Statistics are clear: 40 to 60 percent of people who receive treatment for substance abuse will also suffer a relapse.
This doesn’t mean treatment failed, people shouldn’t seek medical assistance for substance use disorder (SUD), or someone is doomed to a life of addiction.
A relapse is an indicator of many factors:
- A need to develop stronger awareness for potential triggers that prompt SUD
- Identification of key stressors—which may differ from triggers—in order to create a better path of wellness
- Behavioral modifications to address co-occurring mental health issues
- The rehabilitation plan needs modification, such as a different course of treatment or an extended period of care
These are only a few possible reasons why someone may experience a relapse.
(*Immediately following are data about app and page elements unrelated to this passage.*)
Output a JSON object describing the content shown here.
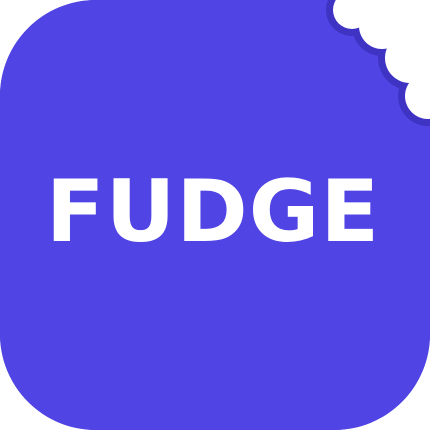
{
  "logo": {
    "wordmark": "FUDGE",
    "colors": {
      "background": "#5044E4",
      "bite_rim": "#3F33C4",
      "text": "#FFFFFF",
      "page": "#FFFFFF"
    },
    "icon": "bitten-rounded-square-icon"
  }
}
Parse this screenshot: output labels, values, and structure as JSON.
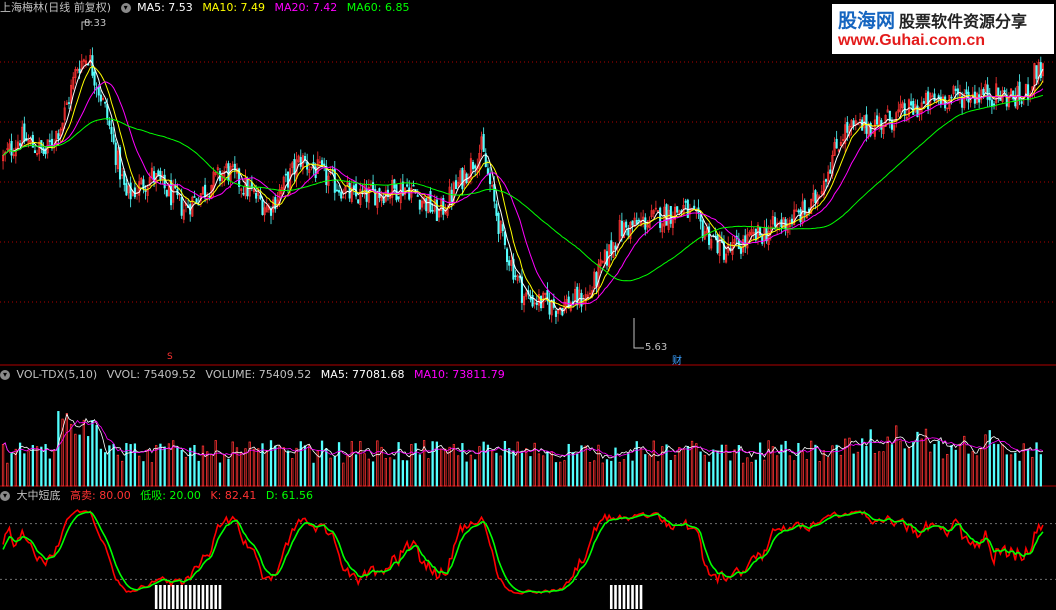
{
  "main_header": {
    "title": "上海梅林(日线 前复权)",
    "ma5": "MA5: 7.53",
    "ma10": "MA10: 7.49",
    "ma20": "MA20: 7.42",
    "ma60": "MA60: 6.85"
  },
  "vol_header": {
    "title": "VOL-TDX(5,10)",
    "vvol": "VVOL: 75409.52",
    "volume": "VOLUME: 75409.52",
    "ma5": "MA5: 77081.68",
    "ma10": "MA10: 73811.79"
  },
  "kd_header": {
    "title": "大中短底",
    "high_sell": "高卖: 80.00",
    "low_buy": "低吸: 20.00",
    "k": "K: 82.41",
    "d": "D: 61.56"
  },
  "annotations": {
    "high": "8.33",
    "low": "5.63",
    "marker_s": "S",
    "marker_cai": "财"
  },
  "logo": {
    "line1": "股海网",
    "line1b": "股票软件资源分享",
    "line2": "www.Guhai.com.cn"
  },
  "colors": {
    "up": "#ff3232",
    "down": "#54ffff",
    "ma5": "#ffffff",
    "ma10": "#ffff00",
    "ma20": "#ff00ff",
    "ma60": "#00ff00",
    "k_line": "#ff0000",
    "d_line": "#00ff00",
    "grid": "#b00000"
  },
  "chart_data": [
    {
      "type": "candlestick",
      "title": "上海梅林(日线 前复权)",
      "y_range": [
        5.4,
        8.5
      ],
      "high_point": 8.33,
      "low_point": 5.63,
      "legend": [
        "MA5: 7.53",
        "MA10: 7.49",
        "MA20: 7.42",
        "MA60: 6.85"
      ],
      "waypoints": [
        [
          0,
          7.25
        ],
        [
          8,
          7.45
        ],
        [
          20,
          7.3
        ],
        [
          28,
          7.6
        ],
        [
          35,
          8.1
        ],
        [
          40,
          8.2
        ],
        [
          48,
          7.7
        ],
        [
          58,
          6.9
        ],
        [
          70,
          7.1
        ],
        [
          85,
          6.8
        ],
        [
          105,
          7.15
        ],
        [
          125,
          6.8
        ],
        [
          140,
          7.25
        ],
        [
          165,
          6.9
        ],
        [
          190,
          7.0
        ],
        [
          205,
          6.75
        ],
        [
          225,
          7.35
        ],
        [
          235,
          6.5
        ],
        [
          245,
          6.0
        ],
        [
          260,
          5.9
        ],
        [
          275,
          6.0
        ],
        [
          290,
          6.6
        ],
        [
          320,
          6.8
        ],
        [
          340,
          6.4
        ],
        [
          360,
          6.6
        ],
        [
          380,
          6.8
        ],
        [
          395,
          7.5
        ],
        [
          415,
          7.6
        ],
        [
          440,
          7.8
        ],
        [
          460,
          7.85
        ],
        [
          480,
          7.8
        ],
        [
          487,
          8.1
        ],
        [
          490,
          8.0
        ]
      ],
      "candles": 490
    },
    {
      "type": "bar",
      "title": "VOL-TDX(5,10)",
      "legend": [
        "VVOL: 75409.52",
        "VOLUME: 75409.52",
        "MA5: 77081.68",
        "MA10: 73811.79"
      ]
    },
    {
      "type": "line",
      "title": "大中短底",
      "y_range": [
        0,
        100
      ],
      "reference_lines": [
        80,
        20
      ],
      "legend": [
        "高卖: 80.00",
        "低吸: 20.00",
        "K: 82.41",
        "D: 61.56"
      ]
    }
  ]
}
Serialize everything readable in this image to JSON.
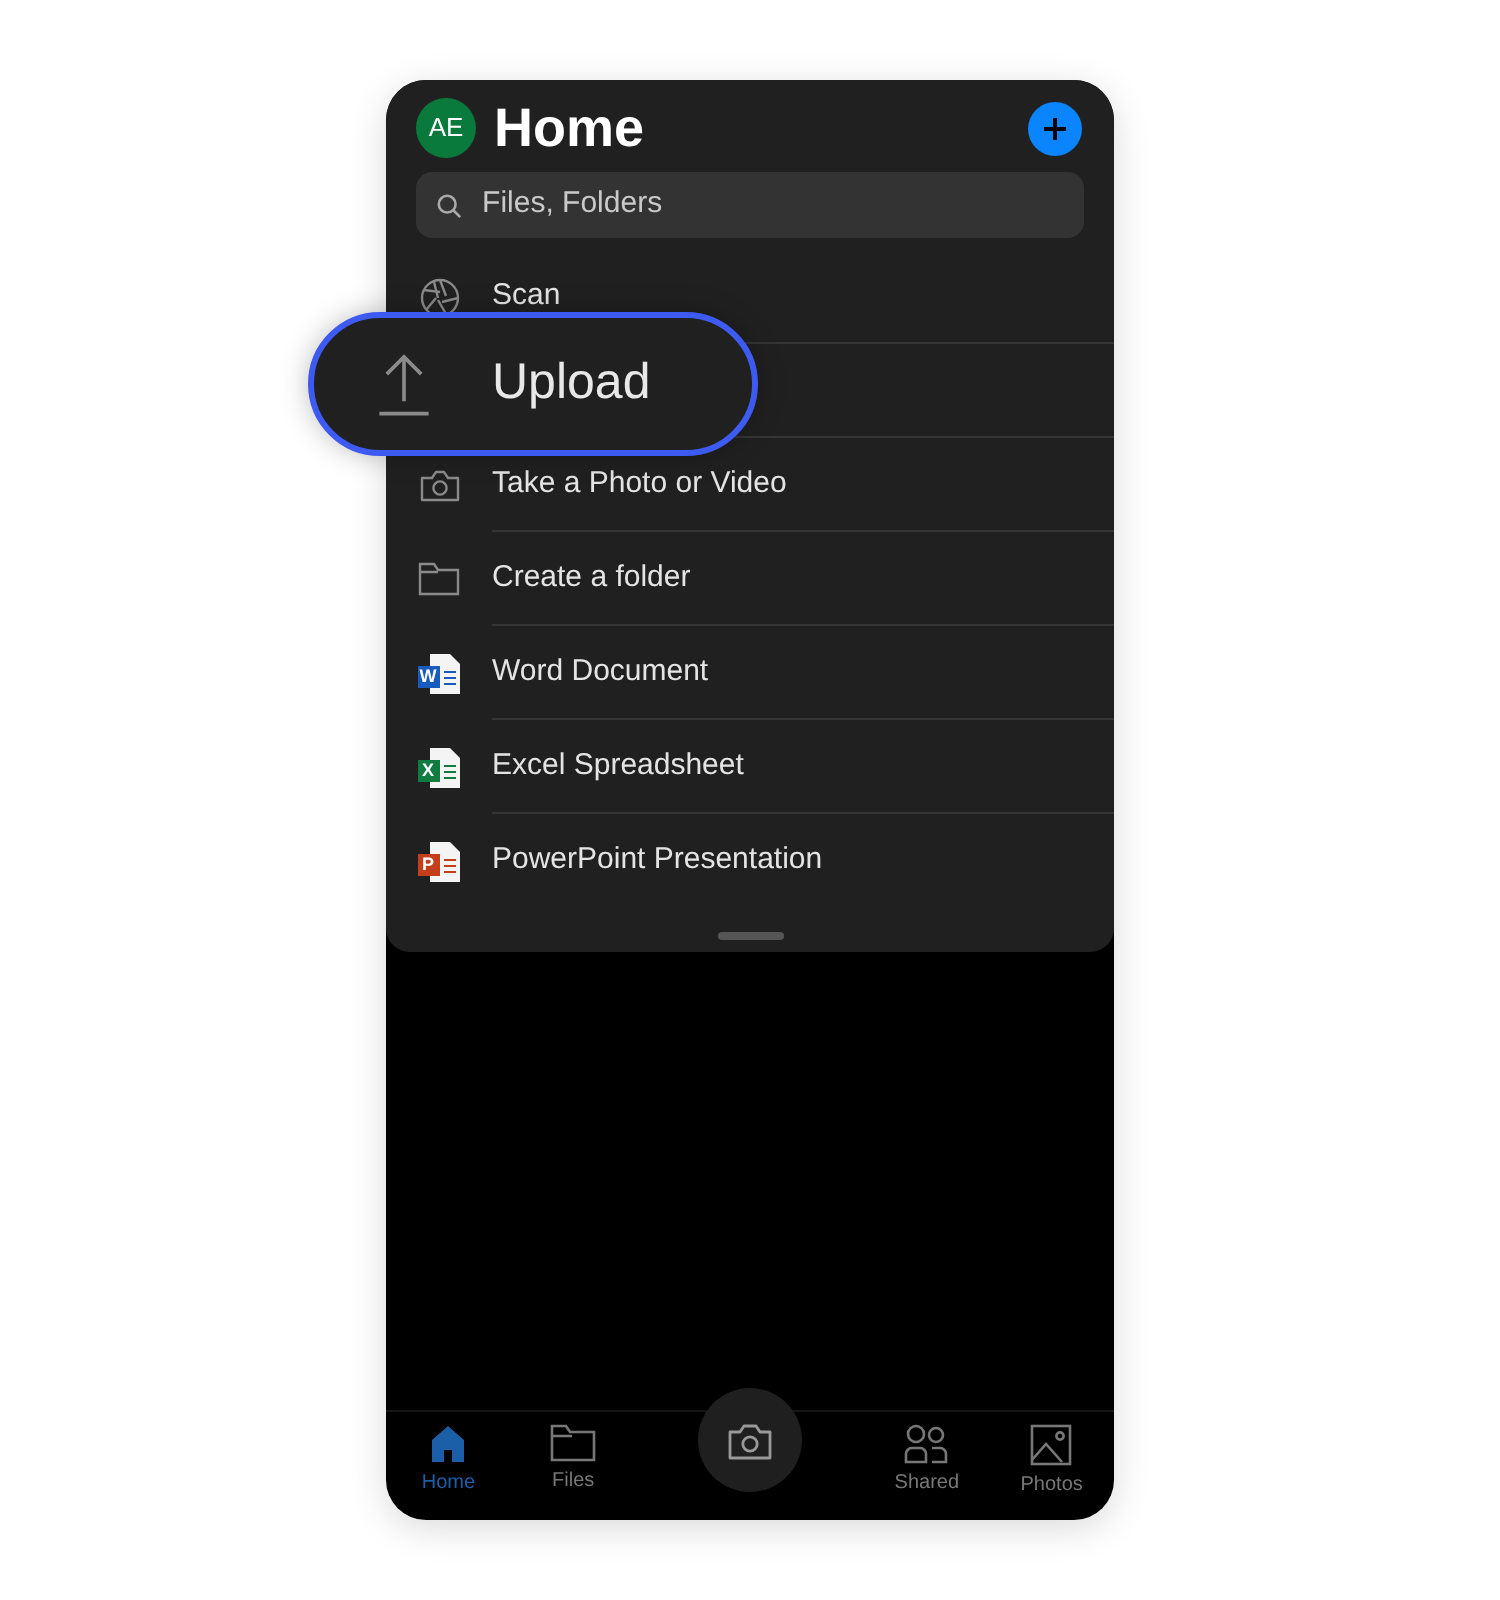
{
  "header": {
    "avatar": "AE",
    "title": "Home"
  },
  "search": {
    "placeholder": "Files, Folders"
  },
  "menu": [
    {
      "kind": "scan",
      "label": "Scan",
      "highlighted": false
    },
    {
      "kind": "upload",
      "label": "Upload",
      "highlighted": true
    },
    {
      "kind": "camera",
      "label": "Take a Photo or Video",
      "highlighted": false
    },
    {
      "kind": "folder",
      "label": "Create a folder",
      "highlighted": false
    },
    {
      "kind": "doc",
      "label": "Word Document",
      "letter": "W",
      "color": "#185abd",
      "highlighted": false
    },
    {
      "kind": "doc",
      "label": "Excel Spreadsheet",
      "letter": "X",
      "color": "#107c41",
      "highlighted": false
    },
    {
      "kind": "doc",
      "label": "PowerPoint Presentation",
      "letter": "P",
      "color": "#c43e1c",
      "highlighted": false
    }
  ],
  "nav": [
    {
      "kind": "home",
      "label": "Home",
      "selected": true
    },
    {
      "kind": "folder",
      "label": "Files",
      "selected": false
    },
    {
      "kind": "camera",
      "selected": false
    },
    {
      "kind": "shared",
      "label": "Shared",
      "selected": false
    },
    {
      "kind": "photos",
      "label": "Photos",
      "selected": false
    }
  ]
}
Each individual has unique characteristics that resulted in addiction. Each one of them needs to be explored in order to treat the condition and develop whole body wellness.
It’s important to remember that addiction is a brain disease and a chronic illness. It may not always be “cured,” but as the National Institute on Drug Abuse stresses, it’s treatable and can be managed effectively.
Physician Lance Dodes puts it this way: “The urge to drink or use drugs is not an enemy to be summarily vanquished but a signal to ferret out the root cause.” In an article for Psychology Today, he describes the feelings of helplessness, loss of control, compulsiveness, trauma, isolation, displacement, and other reasons why people suffer from SUD.
How the brain prompts triggers isn’t exactly clear. But, researchers suggest it may happen in the following ways:
- Sensory experiences and memories have a lot of power, and sometimes cause an emotional response before someone realizes he or she is feeling uncomfortable or upset.
- Habits play a large part in the process. A seemingly harmless rote action that can happen without conscious thought may trigger an urge to use.
So, if certain triggers are ingrained in your psyche but aren’t brought to light, a relapse is possible. It’s important to be willing to look below the surface and examine all aspects that may contribute to triggers. While some people may resist any need to “navel gaze,” when you understand the root causes of addiction, you regain control over your life.
Internal triggers may include feelings and thoughts, such as “I can’t deal with my job if I don’t use” or “The only way I can be physically intimate with someone is if I’m high.” Emotional sensory responses as a result of trauma in any form, at any age, are huge catalysts for SUD. Physical sensations, such as panic, fatigue, or pain, may also be triggers.
External triggers can be people, places, things, or situations. You may run into a former lover and remember negative aspects of the relationship. Visiting friends in “the old neighborhood,” attending a sporting event, or other social activities may prompt memories of using. Seeing painkillers in someone’s medicine cabinet can spark a craving. Not being able to deal with conflict creates havoc on your support system.
Find Healthy Ways to Deal with Stress
Once you understand your triggers, how do you control them before there’s a relapse? The answer is that you must learn to effectively deal with stress and anxiety.
One key point to remember is the acronym HALT, which means:
- H: Hungry
- A: Angry
- L: Lonely
- T: Tired
Any one of these feelings can increase stress and anxiety levels. On one hand, caring for basic needs such as a proper diet and better sleep may be an easy process once you’re aware of the problem. On the other hand, feeling angry or lonely can circle back to root causes of addiction, and may need professional assistance.
There’s no one method for stress or anxiety management that works for everyone. During rehabilitation, someone may learn a number of different coping mechanisms such as:
- 12-step and other support groups
- Exercise, such as yoga, running, tai chi, or swimming
Other contributing factors for stress may be trying to do recovery “the right way” or being impatient about your progress. Some people become discouraged and think “What’s the point?” before they relapse.
Be compassionate with yourself in recovery. Addiction doesn’t happen overnight, and neither will wellness. Trust you have the tools to continue to create the healthy life you deserve.
Address Co-Occurring Conditions
Unfortunately, SUD and mental health disorders often co-occur. Experts agree that one doesn’t necessarily cause the other, but behavioral or emotional problems frequently present in alcohol and drug addiction, even if they’re subclinical—meaning they’re not severe enough to be separately diagnosed.
Consequently, if mental health issues aren’t treated effectively, relapse is possible, as they may contribute to the root cause of triggers and stressors. In addition, if SUD is contributing to mental illness and it’s not treated properly, relapse may also happen.
Consider Advanced Treatment
No one wants to think about the possibility of relapsing, but as you learn more about your individual addiction causes and concerns, the easier it will be to design a comprehensive treatment plan and continuum of care program. This may include a return to rehab, different medical approaches, and perhaps an extended or transitional sober living program.
Preventing relapses is part of managing your condition. Acknowledging that your wellness requires devoted attention isn’t an admission of weakness. It demonstrates the value you place on a life of full health.